In his 1994 Address Before a Joint Session of Congress, after the Russians had become a full partner in the ISS, President Clinton described the moment as “promising.” He said that instead of “building weapons in space, Russian scientists will help us build the International Space Station.” During his time in office, Clinton cut NASA’s topline budget by 14 percent in real terms.
Following the 2003 Columbia disaster, in an address at NASA headquarters, President George W. Bush too laid out bold goals for NASA’s future, both during his tenure and beyond. “Beginning no later than 2008, we will send a series of robotic missions to the lunar surface,” he said. He also outlined the goal to develop a new human launch vehicle to both supersede the Space Shuttle and take Americans to deep space by 2008 “and to conduct the first manned mission no later than 2014.”
He promised a billion-dollar increase to the agency to make these plans — the Constellation program — a reality. Although the president kept his promise, the agency’s budget grew only 10 percent when accounting for inflation; a figure that pales in comparison to those presidents with similarly lofty goals that came before him. Of course, NASA didn’t return to the moon by 2008, and the United States certainly didn’t develop another operational launch system to follow the Space Shuttle.
In his 2010 address at the Kennedy Space Center, President Barack Obama called the previous administration’s programming “behind schedule and over budget.” After cancelling the Bush-era Constellation program, effectively ending the vision the former president set in his 2010 address, Obama set forth a new goal for NASA: a plan for deep space exploration, including “landing an astronaut on an asteroid” and sending “humans to orbit Mars and return them safely to Earth” by the mid-2030s. He promised a $6 billion increase in NASA’s budget by the end of his tenure. Six years later, due in part to the limitations imposed by the Budget Control Act of 2011, NASA’s budget actually had a net decrease of 9 percent when accounting for inflation.
President Trump’s 2018 budget request canceled NASA’s funding for the Asteroid Redirect Mission, the foundation of Obama’s vision for sending astronauts to an asteroid. Besides formally redirecting NASA back to the moon, Trump’s budget request for fiscal year 2019 released this week makes other controversial cuts to NASA programs across the board, including the International Space Station, the Wide Field Infrared Survey Telescope (WFIRST), and the Office of Education. Although the topline is a sizeable $800 million increase from last year’s request, the Office of Management and Budget’s plan to freeze funding levels for the following five years is effectively a cut in real terms for NASA funding during the president’s tenure.
When the president signed Space Policy Directive 1, he didn’t include a deadline for landing on the moon, like President Kennedy, or even a broad window like President George H.W. Bush or President Obama.

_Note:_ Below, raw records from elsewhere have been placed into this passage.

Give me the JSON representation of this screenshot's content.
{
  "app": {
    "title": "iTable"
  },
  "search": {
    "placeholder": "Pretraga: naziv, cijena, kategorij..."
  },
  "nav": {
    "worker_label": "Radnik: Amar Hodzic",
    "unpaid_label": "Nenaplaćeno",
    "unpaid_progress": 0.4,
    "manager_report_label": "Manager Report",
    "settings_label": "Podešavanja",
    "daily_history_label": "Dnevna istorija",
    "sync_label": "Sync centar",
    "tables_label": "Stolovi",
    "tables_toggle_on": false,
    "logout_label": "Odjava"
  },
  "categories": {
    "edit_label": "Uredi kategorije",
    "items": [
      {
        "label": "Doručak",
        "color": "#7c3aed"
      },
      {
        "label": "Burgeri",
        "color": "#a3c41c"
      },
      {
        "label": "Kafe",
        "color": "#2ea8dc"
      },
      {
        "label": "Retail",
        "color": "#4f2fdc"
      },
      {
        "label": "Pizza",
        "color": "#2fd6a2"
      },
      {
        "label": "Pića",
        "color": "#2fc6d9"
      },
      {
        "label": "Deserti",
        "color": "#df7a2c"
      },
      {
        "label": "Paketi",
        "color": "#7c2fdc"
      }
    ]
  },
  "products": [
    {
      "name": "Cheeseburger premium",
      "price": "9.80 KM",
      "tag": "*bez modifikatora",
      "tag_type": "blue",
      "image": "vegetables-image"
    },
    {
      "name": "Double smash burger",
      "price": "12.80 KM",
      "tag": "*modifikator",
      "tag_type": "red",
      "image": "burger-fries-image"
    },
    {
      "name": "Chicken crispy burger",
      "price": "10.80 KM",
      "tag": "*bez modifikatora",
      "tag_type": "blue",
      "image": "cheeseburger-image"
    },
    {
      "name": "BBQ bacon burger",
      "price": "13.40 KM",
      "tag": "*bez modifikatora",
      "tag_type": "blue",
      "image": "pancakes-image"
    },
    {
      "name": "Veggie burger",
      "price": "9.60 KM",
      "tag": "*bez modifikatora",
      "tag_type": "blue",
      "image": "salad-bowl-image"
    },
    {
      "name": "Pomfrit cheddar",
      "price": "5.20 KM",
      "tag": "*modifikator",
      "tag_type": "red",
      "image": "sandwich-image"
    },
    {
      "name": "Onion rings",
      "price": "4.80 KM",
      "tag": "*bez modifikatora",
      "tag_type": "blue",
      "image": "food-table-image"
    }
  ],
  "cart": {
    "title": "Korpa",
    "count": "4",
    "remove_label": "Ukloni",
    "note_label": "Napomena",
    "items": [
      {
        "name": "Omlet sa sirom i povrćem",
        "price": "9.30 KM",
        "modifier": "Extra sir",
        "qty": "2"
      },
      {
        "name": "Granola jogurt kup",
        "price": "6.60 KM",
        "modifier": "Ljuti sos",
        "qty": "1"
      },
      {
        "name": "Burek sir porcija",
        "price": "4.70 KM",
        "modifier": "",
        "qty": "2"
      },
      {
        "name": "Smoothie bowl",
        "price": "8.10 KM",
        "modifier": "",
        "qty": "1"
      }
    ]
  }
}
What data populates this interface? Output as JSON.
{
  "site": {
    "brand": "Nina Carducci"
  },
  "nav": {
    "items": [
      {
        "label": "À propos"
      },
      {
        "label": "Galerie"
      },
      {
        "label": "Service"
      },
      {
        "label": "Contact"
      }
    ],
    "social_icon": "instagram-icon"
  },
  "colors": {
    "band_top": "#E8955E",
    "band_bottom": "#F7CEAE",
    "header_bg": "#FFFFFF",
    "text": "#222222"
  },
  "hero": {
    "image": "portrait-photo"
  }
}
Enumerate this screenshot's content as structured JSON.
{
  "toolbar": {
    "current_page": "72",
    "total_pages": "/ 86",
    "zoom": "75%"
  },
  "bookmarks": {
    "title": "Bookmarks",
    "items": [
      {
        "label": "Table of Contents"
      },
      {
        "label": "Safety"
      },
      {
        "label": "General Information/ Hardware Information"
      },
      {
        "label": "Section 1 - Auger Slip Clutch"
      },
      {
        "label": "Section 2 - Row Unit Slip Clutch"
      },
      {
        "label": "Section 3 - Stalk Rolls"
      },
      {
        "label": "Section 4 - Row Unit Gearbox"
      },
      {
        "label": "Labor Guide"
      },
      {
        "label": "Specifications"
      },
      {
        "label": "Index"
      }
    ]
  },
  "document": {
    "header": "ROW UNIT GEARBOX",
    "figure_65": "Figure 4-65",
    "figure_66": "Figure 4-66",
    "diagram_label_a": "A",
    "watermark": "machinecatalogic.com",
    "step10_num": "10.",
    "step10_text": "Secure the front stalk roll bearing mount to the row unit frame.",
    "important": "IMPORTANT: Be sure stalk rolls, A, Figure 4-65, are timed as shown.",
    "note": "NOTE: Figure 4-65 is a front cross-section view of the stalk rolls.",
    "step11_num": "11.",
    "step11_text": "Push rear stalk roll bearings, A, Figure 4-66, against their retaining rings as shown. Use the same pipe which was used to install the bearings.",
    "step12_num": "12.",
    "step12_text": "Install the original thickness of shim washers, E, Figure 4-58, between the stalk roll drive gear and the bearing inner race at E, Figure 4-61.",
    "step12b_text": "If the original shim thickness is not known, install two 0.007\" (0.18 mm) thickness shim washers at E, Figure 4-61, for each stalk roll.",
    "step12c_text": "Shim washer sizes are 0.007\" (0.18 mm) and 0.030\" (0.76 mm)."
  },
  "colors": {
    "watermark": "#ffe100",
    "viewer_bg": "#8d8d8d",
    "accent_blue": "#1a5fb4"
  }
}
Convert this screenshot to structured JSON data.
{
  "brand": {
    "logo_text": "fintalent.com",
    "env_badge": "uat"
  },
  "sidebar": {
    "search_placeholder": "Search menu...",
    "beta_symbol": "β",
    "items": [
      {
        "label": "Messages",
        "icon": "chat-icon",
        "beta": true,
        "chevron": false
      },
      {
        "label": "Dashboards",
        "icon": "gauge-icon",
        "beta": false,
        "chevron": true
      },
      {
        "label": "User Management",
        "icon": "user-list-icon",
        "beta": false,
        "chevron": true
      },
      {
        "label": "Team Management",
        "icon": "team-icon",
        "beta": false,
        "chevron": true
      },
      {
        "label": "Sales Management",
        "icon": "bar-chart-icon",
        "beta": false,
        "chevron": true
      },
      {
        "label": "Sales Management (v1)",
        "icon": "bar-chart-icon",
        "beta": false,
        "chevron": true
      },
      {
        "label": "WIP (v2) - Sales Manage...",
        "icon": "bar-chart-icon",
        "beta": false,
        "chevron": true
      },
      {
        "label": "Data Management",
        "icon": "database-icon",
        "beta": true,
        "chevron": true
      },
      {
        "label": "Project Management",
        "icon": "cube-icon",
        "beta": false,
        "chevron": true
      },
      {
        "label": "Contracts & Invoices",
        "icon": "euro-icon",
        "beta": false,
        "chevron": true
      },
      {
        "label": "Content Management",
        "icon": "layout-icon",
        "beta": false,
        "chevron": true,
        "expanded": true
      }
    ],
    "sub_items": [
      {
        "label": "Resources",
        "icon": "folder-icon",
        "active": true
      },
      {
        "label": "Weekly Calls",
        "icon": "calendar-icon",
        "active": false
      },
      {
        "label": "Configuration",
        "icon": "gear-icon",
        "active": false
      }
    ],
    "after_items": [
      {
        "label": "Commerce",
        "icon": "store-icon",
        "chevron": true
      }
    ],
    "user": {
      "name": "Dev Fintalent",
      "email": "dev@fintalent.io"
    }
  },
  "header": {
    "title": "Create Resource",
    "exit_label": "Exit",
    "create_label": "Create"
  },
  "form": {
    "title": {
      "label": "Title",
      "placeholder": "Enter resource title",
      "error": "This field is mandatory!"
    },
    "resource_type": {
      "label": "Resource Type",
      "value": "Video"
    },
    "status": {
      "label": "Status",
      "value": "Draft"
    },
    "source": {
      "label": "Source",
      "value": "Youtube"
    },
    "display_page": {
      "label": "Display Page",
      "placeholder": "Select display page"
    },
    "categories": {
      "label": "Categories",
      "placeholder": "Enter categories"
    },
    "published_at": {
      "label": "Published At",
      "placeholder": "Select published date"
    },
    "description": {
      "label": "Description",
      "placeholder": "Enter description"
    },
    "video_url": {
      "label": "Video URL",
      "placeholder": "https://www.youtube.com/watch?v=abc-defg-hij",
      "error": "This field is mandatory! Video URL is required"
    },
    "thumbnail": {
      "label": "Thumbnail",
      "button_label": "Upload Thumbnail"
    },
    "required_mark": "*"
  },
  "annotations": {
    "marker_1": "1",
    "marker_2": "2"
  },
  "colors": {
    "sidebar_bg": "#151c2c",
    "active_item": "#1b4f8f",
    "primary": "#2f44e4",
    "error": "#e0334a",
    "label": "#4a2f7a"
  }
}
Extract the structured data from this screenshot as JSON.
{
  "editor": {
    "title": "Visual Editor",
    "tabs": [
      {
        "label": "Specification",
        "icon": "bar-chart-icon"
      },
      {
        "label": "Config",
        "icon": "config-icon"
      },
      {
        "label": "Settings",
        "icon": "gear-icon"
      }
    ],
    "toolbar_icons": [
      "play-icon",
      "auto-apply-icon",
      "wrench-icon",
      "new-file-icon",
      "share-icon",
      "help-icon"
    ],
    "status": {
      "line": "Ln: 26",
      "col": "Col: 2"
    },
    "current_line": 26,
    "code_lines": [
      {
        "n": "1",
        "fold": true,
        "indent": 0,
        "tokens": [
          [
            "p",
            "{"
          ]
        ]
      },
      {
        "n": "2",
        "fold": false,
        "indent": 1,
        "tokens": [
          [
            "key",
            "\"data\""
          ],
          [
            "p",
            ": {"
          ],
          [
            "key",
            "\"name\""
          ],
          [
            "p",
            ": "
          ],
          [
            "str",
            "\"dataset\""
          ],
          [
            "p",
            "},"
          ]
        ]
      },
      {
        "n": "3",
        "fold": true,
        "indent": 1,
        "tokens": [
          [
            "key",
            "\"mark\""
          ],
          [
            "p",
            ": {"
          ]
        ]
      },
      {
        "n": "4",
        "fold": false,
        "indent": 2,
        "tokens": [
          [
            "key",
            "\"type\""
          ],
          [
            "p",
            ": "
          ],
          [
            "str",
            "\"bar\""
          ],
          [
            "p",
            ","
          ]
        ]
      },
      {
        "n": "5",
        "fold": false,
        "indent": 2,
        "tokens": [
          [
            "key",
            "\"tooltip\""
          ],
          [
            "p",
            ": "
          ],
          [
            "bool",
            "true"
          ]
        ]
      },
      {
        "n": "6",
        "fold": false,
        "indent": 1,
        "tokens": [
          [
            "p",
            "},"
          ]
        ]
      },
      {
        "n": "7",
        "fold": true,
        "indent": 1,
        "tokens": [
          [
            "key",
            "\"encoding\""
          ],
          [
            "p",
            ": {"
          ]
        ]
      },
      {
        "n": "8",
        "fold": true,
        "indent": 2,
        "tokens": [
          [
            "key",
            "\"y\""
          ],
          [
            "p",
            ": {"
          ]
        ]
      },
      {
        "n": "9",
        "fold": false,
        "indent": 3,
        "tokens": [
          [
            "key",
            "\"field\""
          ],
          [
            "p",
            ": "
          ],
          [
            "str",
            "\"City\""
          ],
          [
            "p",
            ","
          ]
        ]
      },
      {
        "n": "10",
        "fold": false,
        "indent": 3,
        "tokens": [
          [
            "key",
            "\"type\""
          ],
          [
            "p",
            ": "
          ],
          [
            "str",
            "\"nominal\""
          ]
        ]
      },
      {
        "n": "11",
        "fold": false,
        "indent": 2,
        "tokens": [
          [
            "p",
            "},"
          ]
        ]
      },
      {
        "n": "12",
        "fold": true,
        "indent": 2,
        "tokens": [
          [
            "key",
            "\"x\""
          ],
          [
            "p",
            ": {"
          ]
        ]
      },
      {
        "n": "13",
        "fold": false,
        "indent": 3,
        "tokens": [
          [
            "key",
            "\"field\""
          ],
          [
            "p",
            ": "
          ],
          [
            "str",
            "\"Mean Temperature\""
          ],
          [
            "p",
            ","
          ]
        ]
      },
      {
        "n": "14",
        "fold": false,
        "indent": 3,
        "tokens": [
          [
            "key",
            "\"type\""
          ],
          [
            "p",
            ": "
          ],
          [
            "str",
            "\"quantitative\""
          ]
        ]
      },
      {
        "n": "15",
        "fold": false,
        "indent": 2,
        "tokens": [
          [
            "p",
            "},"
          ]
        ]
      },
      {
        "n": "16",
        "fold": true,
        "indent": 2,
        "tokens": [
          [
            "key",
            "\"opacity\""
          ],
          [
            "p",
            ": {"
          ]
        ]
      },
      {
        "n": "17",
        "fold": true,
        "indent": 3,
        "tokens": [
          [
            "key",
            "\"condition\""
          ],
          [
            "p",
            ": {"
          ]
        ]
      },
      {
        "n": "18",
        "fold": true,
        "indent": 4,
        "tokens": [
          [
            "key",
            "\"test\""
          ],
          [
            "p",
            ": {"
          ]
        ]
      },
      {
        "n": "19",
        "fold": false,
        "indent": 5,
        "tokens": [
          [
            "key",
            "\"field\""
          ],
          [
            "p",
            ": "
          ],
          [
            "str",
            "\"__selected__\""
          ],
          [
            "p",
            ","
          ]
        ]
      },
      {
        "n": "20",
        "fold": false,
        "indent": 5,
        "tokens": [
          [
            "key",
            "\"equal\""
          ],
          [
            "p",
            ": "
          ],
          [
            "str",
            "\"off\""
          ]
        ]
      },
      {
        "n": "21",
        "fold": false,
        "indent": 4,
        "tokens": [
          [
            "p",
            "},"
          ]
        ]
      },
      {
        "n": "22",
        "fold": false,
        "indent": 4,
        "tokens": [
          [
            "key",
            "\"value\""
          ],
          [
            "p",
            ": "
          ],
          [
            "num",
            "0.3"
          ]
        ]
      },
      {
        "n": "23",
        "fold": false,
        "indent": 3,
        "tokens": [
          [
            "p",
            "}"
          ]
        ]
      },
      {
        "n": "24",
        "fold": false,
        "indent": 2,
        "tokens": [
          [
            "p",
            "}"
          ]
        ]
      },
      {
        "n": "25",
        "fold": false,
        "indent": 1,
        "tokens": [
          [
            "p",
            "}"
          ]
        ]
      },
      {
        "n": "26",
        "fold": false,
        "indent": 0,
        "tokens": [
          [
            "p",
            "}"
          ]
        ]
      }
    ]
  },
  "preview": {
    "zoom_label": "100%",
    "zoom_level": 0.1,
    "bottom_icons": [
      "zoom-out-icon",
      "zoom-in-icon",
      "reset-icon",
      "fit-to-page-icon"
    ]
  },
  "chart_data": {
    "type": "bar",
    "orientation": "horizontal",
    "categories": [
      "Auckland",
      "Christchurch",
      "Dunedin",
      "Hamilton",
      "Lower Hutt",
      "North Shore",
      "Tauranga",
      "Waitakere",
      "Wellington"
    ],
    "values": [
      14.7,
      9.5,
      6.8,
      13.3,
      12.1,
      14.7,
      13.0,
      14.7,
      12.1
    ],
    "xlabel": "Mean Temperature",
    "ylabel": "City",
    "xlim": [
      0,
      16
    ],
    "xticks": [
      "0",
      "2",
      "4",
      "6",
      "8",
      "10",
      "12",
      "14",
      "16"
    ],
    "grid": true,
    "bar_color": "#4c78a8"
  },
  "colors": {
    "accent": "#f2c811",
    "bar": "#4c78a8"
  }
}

But regardless of the timeline, history indicates that giant leaps in space science and exploration are made successful by big increases in the NASA budget. Presidents who failed to support their major plans in space policy with corresponding increases in the budget saw their programming canceled before seeing the fruit of its labor.
Thomas G. Roberts is a space policy researcher at the Center for Strategic and International Studies’ Aerospace Security Project, and host of Moonstruck, a podcast about humans in space.